> WHAT IS NEEDED
Retype the listing that follows, exactly as written.

**********

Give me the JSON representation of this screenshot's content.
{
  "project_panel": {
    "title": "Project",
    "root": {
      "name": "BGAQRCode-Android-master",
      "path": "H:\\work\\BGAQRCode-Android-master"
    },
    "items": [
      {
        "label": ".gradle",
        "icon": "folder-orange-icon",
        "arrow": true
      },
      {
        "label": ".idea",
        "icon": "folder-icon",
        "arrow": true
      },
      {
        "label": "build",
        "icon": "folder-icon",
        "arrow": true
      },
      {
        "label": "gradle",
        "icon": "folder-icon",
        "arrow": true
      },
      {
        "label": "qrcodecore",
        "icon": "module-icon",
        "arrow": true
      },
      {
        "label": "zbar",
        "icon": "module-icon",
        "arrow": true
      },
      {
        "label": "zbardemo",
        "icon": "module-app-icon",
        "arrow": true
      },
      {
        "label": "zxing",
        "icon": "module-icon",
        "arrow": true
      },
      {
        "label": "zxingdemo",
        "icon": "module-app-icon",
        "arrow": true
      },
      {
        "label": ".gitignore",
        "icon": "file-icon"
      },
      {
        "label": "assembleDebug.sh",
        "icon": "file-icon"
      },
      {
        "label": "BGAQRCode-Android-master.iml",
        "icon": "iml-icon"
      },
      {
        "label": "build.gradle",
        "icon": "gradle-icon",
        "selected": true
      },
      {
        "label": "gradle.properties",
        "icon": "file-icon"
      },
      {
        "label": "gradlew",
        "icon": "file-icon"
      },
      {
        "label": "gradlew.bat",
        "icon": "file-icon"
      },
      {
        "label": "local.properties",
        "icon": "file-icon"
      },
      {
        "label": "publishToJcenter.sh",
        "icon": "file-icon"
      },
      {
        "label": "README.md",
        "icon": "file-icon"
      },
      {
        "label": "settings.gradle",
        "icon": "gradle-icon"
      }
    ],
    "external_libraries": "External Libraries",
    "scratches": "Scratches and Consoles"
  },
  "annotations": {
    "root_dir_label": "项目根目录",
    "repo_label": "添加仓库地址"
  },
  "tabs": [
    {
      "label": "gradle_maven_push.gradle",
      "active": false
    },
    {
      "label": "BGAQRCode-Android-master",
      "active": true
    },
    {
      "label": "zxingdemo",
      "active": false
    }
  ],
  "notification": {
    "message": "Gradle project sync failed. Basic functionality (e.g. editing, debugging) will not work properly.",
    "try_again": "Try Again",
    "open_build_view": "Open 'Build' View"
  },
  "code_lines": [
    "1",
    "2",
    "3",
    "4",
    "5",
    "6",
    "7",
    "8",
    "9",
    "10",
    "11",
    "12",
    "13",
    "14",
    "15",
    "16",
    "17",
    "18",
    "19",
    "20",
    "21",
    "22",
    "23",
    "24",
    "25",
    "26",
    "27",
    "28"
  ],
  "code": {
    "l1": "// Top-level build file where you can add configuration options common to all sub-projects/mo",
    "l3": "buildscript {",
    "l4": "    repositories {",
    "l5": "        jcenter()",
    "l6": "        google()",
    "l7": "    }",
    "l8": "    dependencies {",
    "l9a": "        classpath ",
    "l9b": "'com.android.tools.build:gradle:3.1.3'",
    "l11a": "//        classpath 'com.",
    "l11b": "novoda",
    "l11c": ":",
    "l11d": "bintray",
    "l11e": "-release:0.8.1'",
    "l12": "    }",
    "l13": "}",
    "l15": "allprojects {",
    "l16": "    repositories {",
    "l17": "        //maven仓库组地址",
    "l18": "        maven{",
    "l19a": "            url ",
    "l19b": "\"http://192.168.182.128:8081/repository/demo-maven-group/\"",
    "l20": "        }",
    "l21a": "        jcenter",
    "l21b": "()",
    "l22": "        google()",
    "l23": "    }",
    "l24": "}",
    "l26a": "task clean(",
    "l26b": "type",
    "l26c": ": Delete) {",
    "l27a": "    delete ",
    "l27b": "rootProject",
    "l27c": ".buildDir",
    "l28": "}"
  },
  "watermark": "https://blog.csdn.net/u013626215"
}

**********

> SOLUTION TO THIS TASK
Give me the JSON representation of this screenshot's content.
{
  "project_panel": {
    "title": "Project",
    "root": {
      "name": "BGAQRCode-Android-master",
      "path": "H:\\work\\BGAQRCode-Android-master"
    },
    "items": [
      {
        "label": ".gradle",
        "icon": "folder-orange-icon",
        "arrow": true
      },
      {
        "label": ".idea",
        "icon": "folder-icon",
        "arrow": true
      },
      {
        "label": "build",
        "icon": "folder-icon",
        "arrow": true
      },
      {
        "label": "gradle",
        "icon": "folder-icon",
        "arrow": true
      },
      {
        "label": "qrcodecore",
        "icon": "module-icon",
        "arrow": true
      },
      {
        "label": "zbar",
        "icon": "module-icon",
        "arrow": true
      },
      {
        "label": "zbardemo",
        "icon": "module-app-icon",
        "arrow": true
      },
      {
        "label": "zxing",
        "icon": "module-icon",
        "arrow": true
      },
      {
        "label": "zxingdemo",
        "icon": "module-app-icon",
        "arrow": true
      },
      {
        "label": ".gitignore",
        "icon": "file-icon"
      },
      {
        "label": "assembleDebug.sh",
        "icon": "file-icon"
      },
      {
        "label": "BGAQRCode-Android-master.iml",
        "icon": "iml-icon"
      },
      {
        "label": "build.gradle",
        "icon": "gradle-icon",
        "selected": true
      },
      {
        "label": "gradle.properties",
        "icon": "file-icon"
      },
      {
        "label": "gradlew",
        "icon": "file-icon"
      },
      {
        "label": "gradlew.bat",
        "icon": "file-icon"
      },
      {
        "label": "local.properties",
        "icon": "file-icon"
      },
      {
        "label": "publishToJcenter.sh",
        "icon": "file-icon"
      },
      {
        "label": "README.md",
        "icon": "file-icon"
      },
      {
        "label": "settings.gradle",
        "icon": "gradle-icon"
      }
    ],
    "external_libraries": "External Libraries",
    "scratches": "Scratches and Consoles"
  },
  "annotations": {
    "root_dir_label": "项目根目录",
    "repo_label": "添加仓库地址"
  },
  "tabs": [
    {
      "label": "gradle_maven_push.gradle",
      "active": false
    },
    {
      "label": "BGAQRCode-Android-master",
      "active": true
    },
    {
      "label": "zxingdemo",
      "active": false
    }
  ],
  "notification": {
    "message": "Gradle project sync failed. Basic functionality (e.g. editing, debugging) will not work properly.",
    "try_again": "Try Again",
    "open_build_view": "Open 'Build' View"
  },
  "code_lines": [
    "1",
    "2",
    "3",
    "4",
    "5",
    "6",
    "7",
    "8",
    "9",
    "10",
    "11",
    "12",
    "13",
    "14",
    "15",
    "16",
    "17",
    "18",
    "19",
    "20",
    "21",
    "22",
    "23",
    "24",
    "25",
    "26",
    "27",
    "28"
  ],
  "code": {
    "l1": "// Top-level build file where you can add configuration options common to all sub-projects/mo",
    "l3": "buildscript {",
    "l4": "    repositories {",
    "l5": "        jcenter()",
    "l6": "        google()",
    "l7": "    }",
    "l8": "    dependencies {",
    "l9a": "        classpath ",
    "l9b": "'com.android.tools.build:gradle:3.1.3'",
    "l11a": "//        classpath 'com.",
    "l11b": "novoda",
    "l11c": ":",
    "l11d": "bintray",
    "l11e": "-release:0.8.1'",
    "l12": "    }",
    "l13": "}",
    "l15": "allprojects {",
    "l16": "    repositories {",
    "l17": "        //maven仓库组地址",
    "l18": "        maven{",
    "l19a": "            url ",
    "l19b": "\"http://192.168.182.128:8081/repository/demo-maven-group/\"",
    "l20": "        }",
    "l21a": "        jcenter",
    "l21b": "()",
    "l22": "        google()",
    "l23": "    }",
    "l24": "}",
    "l26a": "task clean(",
    "l26b": "type",
    "l26c": ": Delete) {",
    "l27a": "    delete ",
    "l27b": "rootProject",
    "l27c": ".buildDir",
    "l28": "}"
  },
  "watermark": "https://blog.csdn.net/u013626215"
}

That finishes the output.